Built in 1925, this at-risk Tudor Revival-style bungalow court represents an increasingly rare property type.
Advocates advocating for CalTrans to transfer ownership of the Maycrest Bungalows to community members to rehabilitate and re-use the Bungalows as a community center.
Los Angeles, California 90032
The future of the Maycrest Bungalows, one of El Sereno’s few remaining bungalow courts, has languished vacant since the 1960s when the California Department of Transportation (Caltrans) acquired it for the failed 710 freeway extension.
Since 2007, however, the Eastside Cafe has advocated to preserve the Maycrest Bungalows and return them to the community. Through extensive community engagement and collaboration with organizations including the L.A. Conservancy, they have drafted a plan to rehabilitate and re-use the bungalows as a community center.
About This Place
About This Place
The Tudor Revival style buildings with elements of Spanish Colonial Revival reflect a particularly important property type of 1920s Southern California that combines density with affordability.
In 2007, the Eastside Café, an autonomous cultural space in El Sereno, saw the Bungalows’ potential to meet community needs. They founded the El Sereno Bungalows Collective and conducted widespread outreach to learn what residents envisioned. The response was overwhelming: residents wanted to preserve and rehabilitate the bungalows as a cultural center. However, conversations with Caltrans stalled and the Eastside Café was unable to purchase the property
In 2022, the Eastside Café, now part of the El Sereno Community Land Trust (ESCLT), ESCLT released a proposal to transfer the Maycrest Bungalows and other Caltrans properties to community-ownership, sensitively add density, and ensure the properties would remain affordable in perpetuity. The same year, Councilmember Kevin De León released the Vision El Sereno plan where the Housing Authority of the City of Los Angeles (HACLA) would manage the properties and add new units all with 55-year affordability clauses.

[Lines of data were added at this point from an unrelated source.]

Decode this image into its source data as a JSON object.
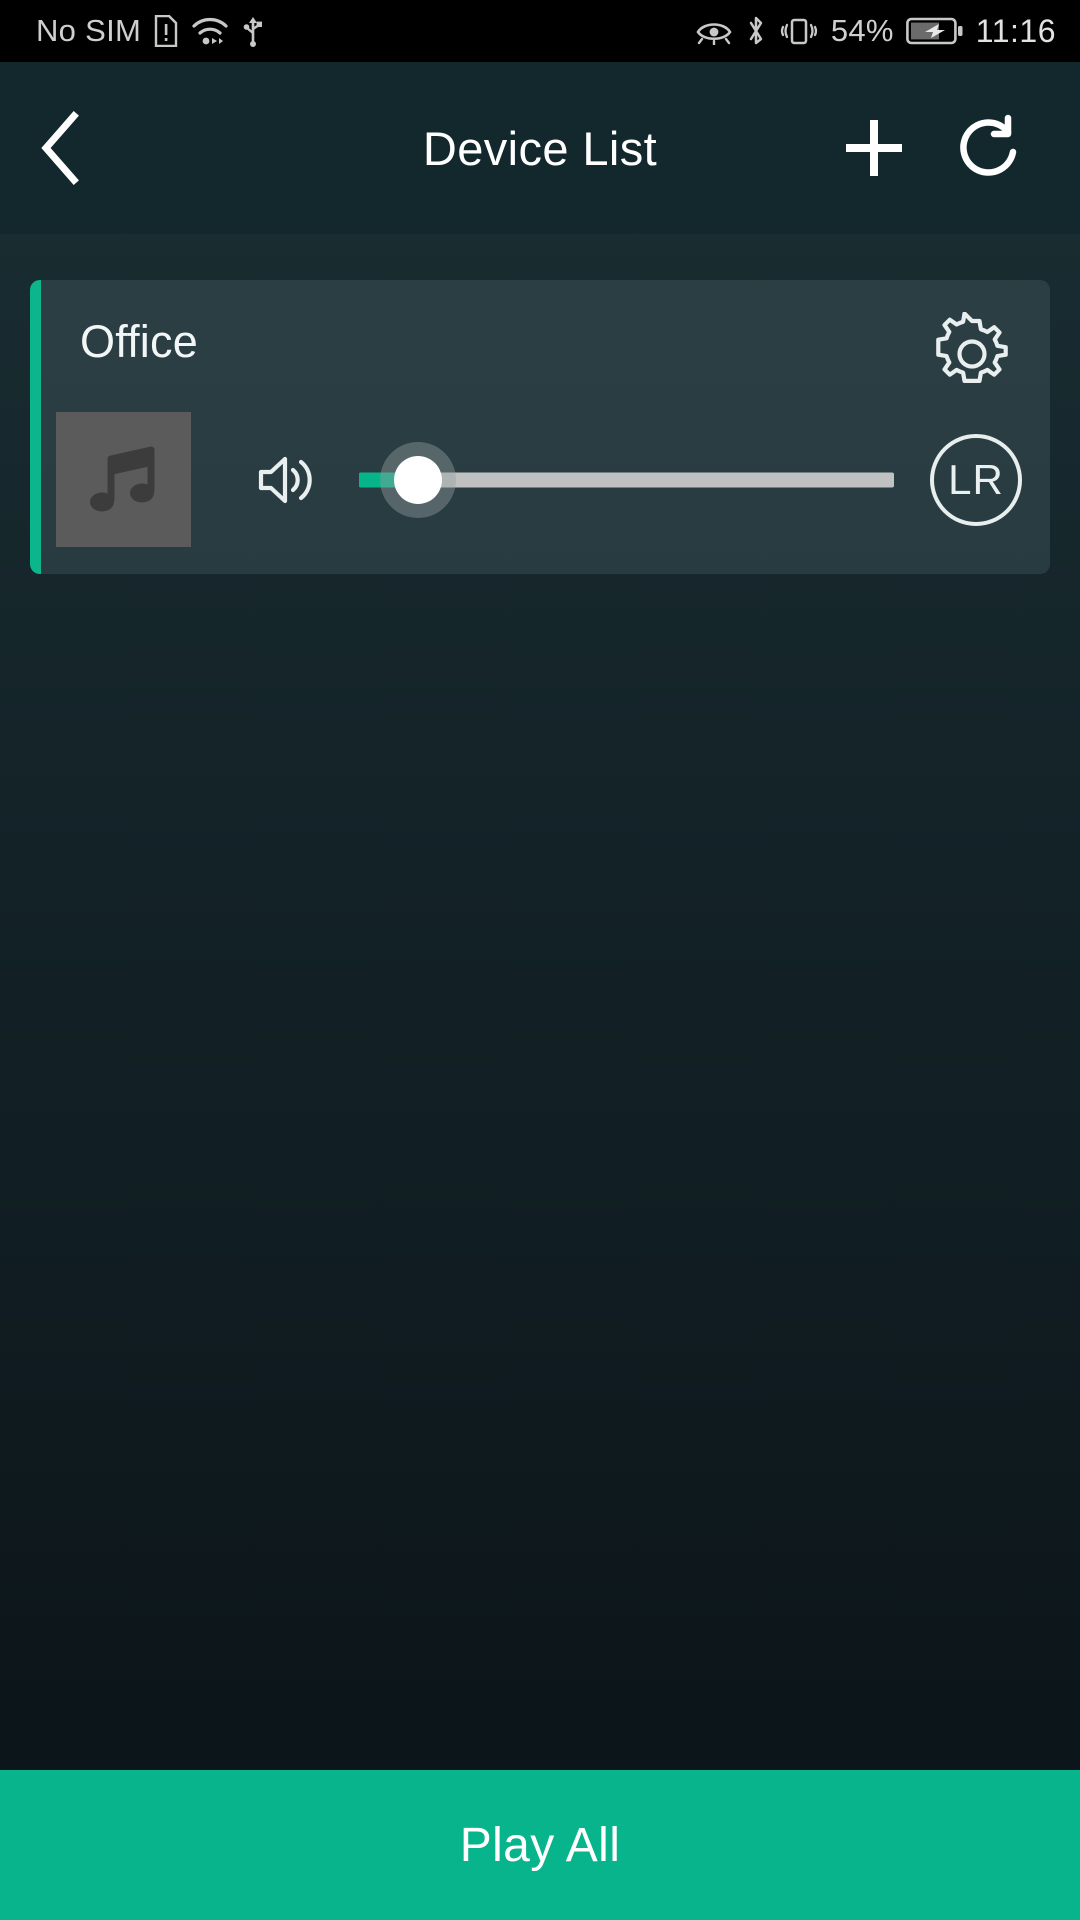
{
  "status_bar": {
    "carrier": "No SIM",
    "icons_left": [
      "sim-alert-icon",
      "wifi-icon",
      "usb-icon"
    ],
    "icons_right": [
      "eye-comfort-icon",
      "bluetooth-icon",
      "vibrate-icon"
    ],
    "battery_percent": "54%",
    "battery_state": "charging",
    "clock": "11:16"
  },
  "app_bar": {
    "title": "Device List",
    "back_icon": "chevron-left-icon",
    "add_icon": "plus-icon",
    "refresh_icon": "refresh-icon"
  },
  "devices": [
    {
      "name": "Office",
      "accent_color": "#0bb68c",
      "settings_icon": "gear-icon",
      "artwork_icon": "music-note-icon",
      "volume_icon": "speaker-icon",
      "volume_percent": 11,
      "channel_label": "LR"
    }
  ],
  "bottom_bar": {
    "play_all_label": "Play All",
    "color": "#07b48c"
  },
  "theme": {
    "background_top": "#1b3034",
    "background_bottom": "#0b1418",
    "app_bar_bg": "#12282d",
    "card_bg": "#2a3e44",
    "accent": "#0bb68c",
    "slider_track": "#c0c2c1",
    "slider_fill": "#05b488"
  }
}
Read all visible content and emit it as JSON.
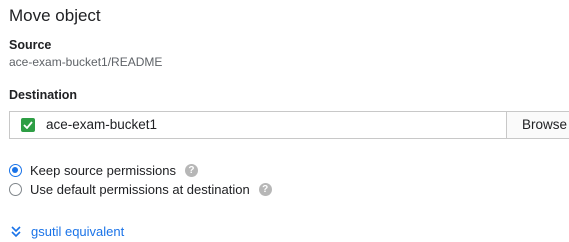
{
  "dialog": {
    "title": "Move object",
    "source_label": "Source",
    "source_value": "ace-exam-bucket1/README",
    "destination_label": "Destination",
    "destination_value": "ace-exam-bucket1",
    "browse_label": "Browse",
    "destination_icon": "bucket-icon"
  },
  "permissions": {
    "options": [
      {
        "label": "Keep source permissions",
        "selected": true
      },
      {
        "label": "Use default permissions at destination",
        "selected": false
      }
    ],
    "help_icon": "help-icon"
  },
  "gsutil": {
    "label": "gsutil equivalent",
    "icon": "double-chevron-down-icon"
  },
  "colors": {
    "accent": "#1a73e8",
    "bucket_icon": "#2e9e45",
    "help_icon": "#b7b7b7"
  }
}
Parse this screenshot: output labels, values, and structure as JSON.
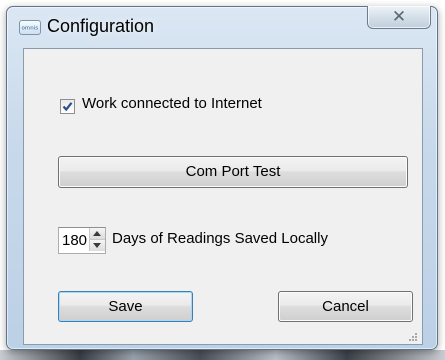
{
  "window": {
    "title": "Configuration",
    "app_icon": "omnis-logo-icon",
    "close_glyph": "✕"
  },
  "form": {
    "work_connected_checkbox": {
      "label": "Work connected to Internet",
      "checked": true
    },
    "com_port_test_button": "Com Port Test",
    "days_spinner": {
      "value": "180",
      "label": "Days of Readings Saved Locally"
    },
    "save_button": "Save",
    "cancel_button": "Cancel"
  }
}
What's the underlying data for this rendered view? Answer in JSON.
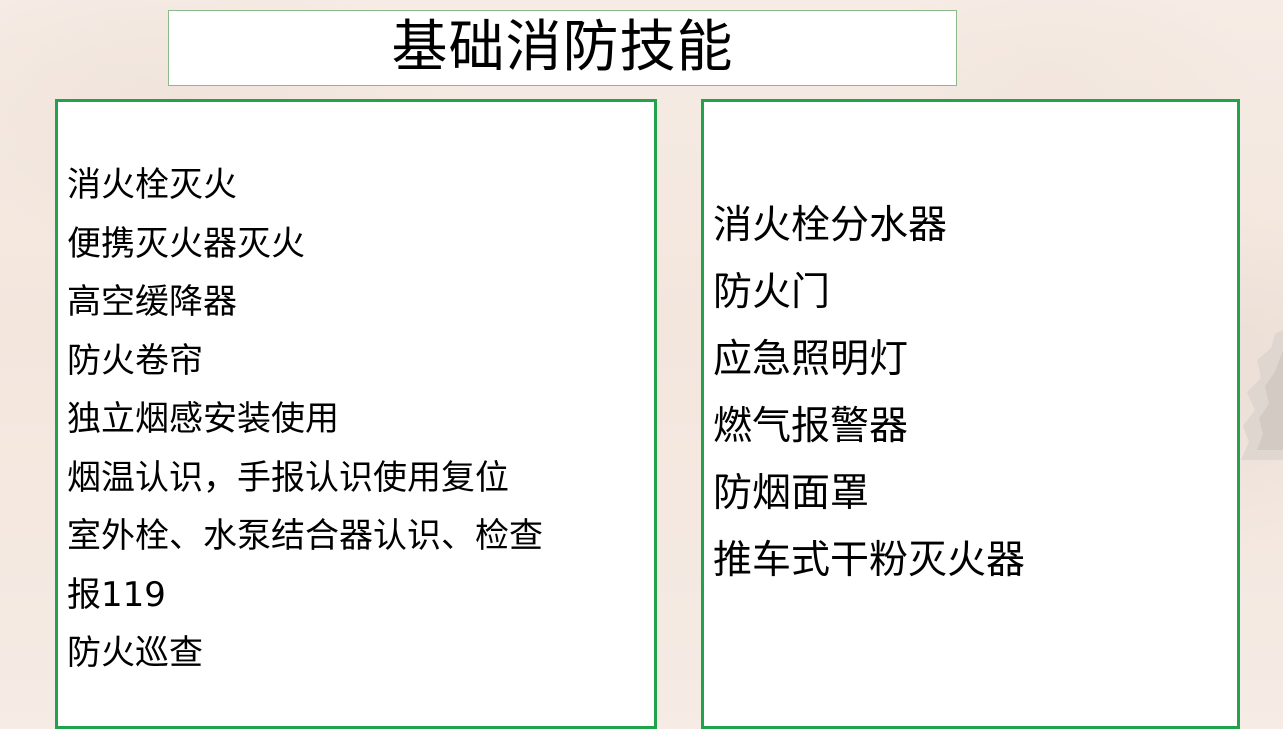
{
  "slide": {
    "title": "基础消防技能",
    "accent_color": "#22a24a",
    "left_panel": {
      "items": [
        "消火栓灭火",
        "便携灭火器灭火",
        "高空缓降器",
        "防火卷帘",
        "独立烟感安装使用",
        "烟温认识，手报认识使用复位",
        "室外栓、水泵结合器认识、检查",
        "报119",
        "防火巡查"
      ]
    },
    "right_panel": {
      "items": [
        "消火栓分水器",
        "防火门",
        "应急照明灯",
        "燃气报警器",
        "防烟面罩",
        "推车式干粉灭火器"
      ]
    }
  }
}
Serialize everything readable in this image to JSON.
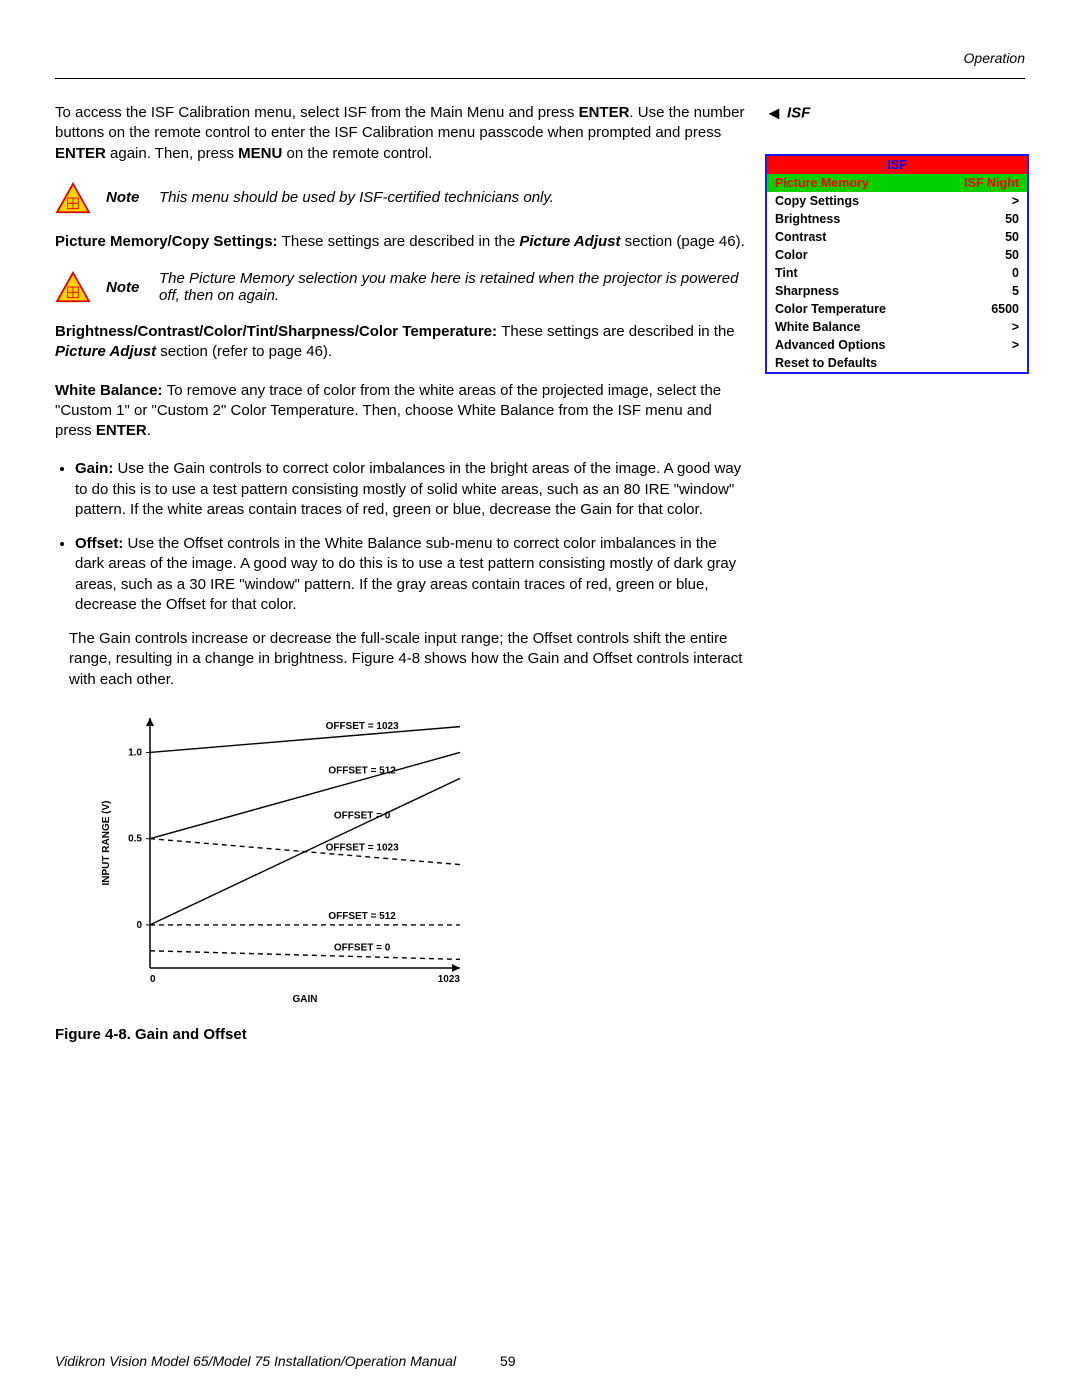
{
  "header": {
    "section": "Operation"
  },
  "side": {
    "heading": "ISF",
    "menu_title": "ISF",
    "highlight": {
      "label": "Picture Memory",
      "value": "ISF Night"
    },
    "rows": [
      {
        "label": "Copy Settings",
        "value": ">"
      },
      {
        "label": "Brightness",
        "value": "50"
      },
      {
        "label": "Contrast",
        "value": "50"
      },
      {
        "label": "Color",
        "value": "50"
      },
      {
        "label": "Tint",
        "value": "0"
      },
      {
        "label": "Sharpness",
        "value": "5"
      },
      {
        "label": "Color Temperature",
        "value": "6500"
      },
      {
        "label": "White Balance",
        "value": ">"
      },
      {
        "label": "Advanced Options",
        "value": ">"
      },
      {
        "label": "Reset to Defaults",
        "value": ""
      }
    ]
  },
  "intro": {
    "p1a": "To access the ISF Calibration menu, select ISF from the Main Menu and press ",
    "p1b": ". Use the number buttons on the remote control to enter the ISF Calibration menu passcode when prompted and press ",
    "p1c": " again. Then, press ",
    "p1d": " on the remote control.",
    "enter": "ENTER",
    "menu": "MENU"
  },
  "note1": "This menu should be used by ISF-certified technicians only.",
  "pm_copy": {
    "lead": "Picture Memory/Copy Settings: ",
    "body": "These settings are described in the ",
    "ref": "Picture Adjust",
    "tail": " section (page 46)."
  },
  "note2": "The Picture Memory selection you make here is retained when the projector is powered off, then on again.",
  "bcctsc": {
    "lead": "Brightness/Contrast/Color/Tint/Sharpness/Color Temperature: ",
    "body": "These settings are described in the ",
    "ref": "Picture Adjust",
    "tail": " section (refer to page 46)."
  },
  "wb": {
    "lead": "White Balance: ",
    "body": "To remove any trace of color from the white areas of the projected image, select the \"Custom 1\" or \"Custom 2\" Color Temperature. Then, choose White Balance from the ISF menu and press ",
    "enter": "ENTER",
    "tail": "."
  },
  "bullets": {
    "gain_lead": "Gain: ",
    "gain": "Use the Gain controls to correct color imbalances in the bright areas of the image. A good way to do this is to use a test pattern consisting mostly of solid white areas, such as an 80 IRE \"window\" pattern. If the white areas contain traces of red, green or blue, decrease the Gain for that color.",
    "offset_lead": "Offset: ",
    "offset": "Use the Offset controls in the White Balance sub-menu to correct color imbalances in the dark areas of the image. A good way to do this is to use a test pattern consisting mostly of dark gray areas, such as a 30 IRE \"window\" pattern. If the gray areas contain traces of red, green or blue, decrease the Offset for that color."
  },
  "gain_offset_para": "The Gain controls increase or decrease the full-scale input range; the Offset controls shift the entire range, resulting in a change in brightness. Figure 4-8 shows how the Gain and Offset controls interact with each other.",
  "fig_caption": "Figure 4-8. Gain and Offset",
  "footer": {
    "title": "Vidikron Vision Model 65/Model 75 Installation/Operation Manual",
    "page": "59"
  },
  "chart_data": {
    "type": "line",
    "title": "",
    "xlabel": "GAIN",
    "ylabel": "INPUT RANGE (V)",
    "xlim": [
      0,
      1023
    ],
    "ylim": [
      -0.25,
      1.2
    ],
    "y_ticks": [
      "0",
      "0.5",
      "1.0"
    ],
    "x_ticks": [
      "0",
      "1023"
    ],
    "series": [
      {
        "name": "OFFSET = 1023",
        "style": "solid",
        "points": [
          [
            0,
            1.0
          ],
          [
            1023,
            1.15
          ]
        ]
      },
      {
        "name": "OFFSET = 512",
        "style": "solid",
        "points": [
          [
            0,
            0.5
          ],
          [
            1023,
            1.0
          ]
        ]
      },
      {
        "name": "OFFSET = 0",
        "style": "solid",
        "points": [
          [
            0,
            0.0
          ],
          [
            1023,
            0.85
          ]
        ]
      },
      {
        "name": "OFFSET = 1023",
        "style": "dashed",
        "points": [
          [
            0,
            0.5
          ],
          [
            1023,
            0.35
          ]
        ]
      },
      {
        "name": "OFFSET = 512",
        "style": "dashed",
        "points": [
          [
            0,
            0.0
          ],
          [
            1023,
            0.0
          ]
        ]
      },
      {
        "name": "OFFSET = 0",
        "style": "dashed",
        "points": [
          [
            0,
            -0.15
          ],
          [
            1023,
            -0.2
          ]
        ]
      }
    ]
  }
}
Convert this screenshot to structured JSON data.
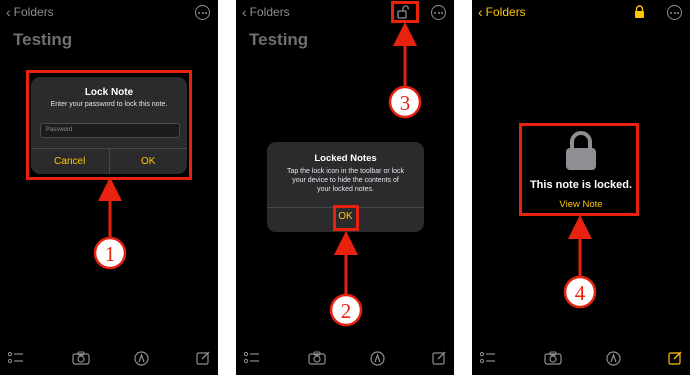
{
  "panel1": {
    "back_label": "Folders",
    "title": "Testing",
    "dialog": {
      "title": "Lock Note",
      "message": "Enter your password to lock this note.",
      "password_placeholder": "Password",
      "cancel_label": "Cancel",
      "ok_label": "OK"
    },
    "step_number": "1"
  },
  "panel2": {
    "back_label": "Folders",
    "title": "Testing",
    "dialog": {
      "title": "Locked Notes",
      "message_lines": [
        "Tap the lock icon in the toolbar or lock",
        "your device to hide the contents of",
        "your locked notes."
      ],
      "ok_label": "OK"
    },
    "step_numbers": [
      "2",
      "3"
    ]
  },
  "panel3": {
    "back_label": "Folders",
    "locked_message": "This note is locked.",
    "view_note_label": "View Note",
    "step_number": "4"
  },
  "colors": {
    "accent": "#ffc507",
    "annotation_red": "#e8220f",
    "dialog_bg": "#2b2b2d",
    "background": "#000000"
  },
  "icons": [
    "chevron-left-icon",
    "more-icon",
    "unlock-icon",
    "lock-icon",
    "checklist-icon",
    "camera-icon",
    "compass-icon",
    "compose-icon"
  ]
}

In the 1960s, the California Department of Transportation (Caltrans) acquired the 1920s Tudor Revival bungalow court and displaced residents from more than 500 homes as part of a plan to extend the 710 Freeway to connect Pasadena and Alhambra. Community opposition to the freeway extension successfully delayed the construction of the freeway, but the Bungalows sat vacant as the legal battles dragged on. In 1994, the Northridge earthquake thrust the building into further disrepair.
The plan to extend the 710 Freeway, followed the logic of many urban planning ventures of the era: increase the flow of commerce at the expense of Black and brown communities. For the El Sereno Community Land Trust and their partners, the fight for the bungalows offers a way to make repairs for historical harm by promoting land ownership and self-determination for El Sereno residents.
The 710 Freeway extension officially died on Gavin Newsome’s desk in 2019. The next year, activists with Reclaiming Our Homes (ROH) brought the Caltrans buildings back into the public eye. Following Governor Newsom’s stay-at-home order, thirteen unhoused and housing-insecure families moved into vacant homes in El Sereno. They drew state-wide attention to the ways the pandemic exacerbated the homeless crisis and demanded public officials work to make these houses into homes. The El Sereno Community Land Trust proposal affirms their accountability to El Sereno residents and tenants organized with ROH and Untied Caltrans Tenants.
The Conservancy has supported efforts to rehabilitate the Maycrest Bungalows since 2012. We believe the Bungalows demonstrate the role of historic preservation in repurposing existing community assets to create new spaces for connection.
In 2012, we assisted the Eastside Cafe in applying for a grant from the National Trust for Historic Preservation to complete a feasibility study to rehabilitate the property. Today, we advocate for Caltrans to transfer ownership to the El Sereno Community Land Trust to realize this longstanding community vision.
How You Can Help
Visit the El Sereno Community Land Trust’s website to learn about community land control and sign up for updates on their campaign to acquire the Maycrest Bungalows and other Caltrans-owned properties.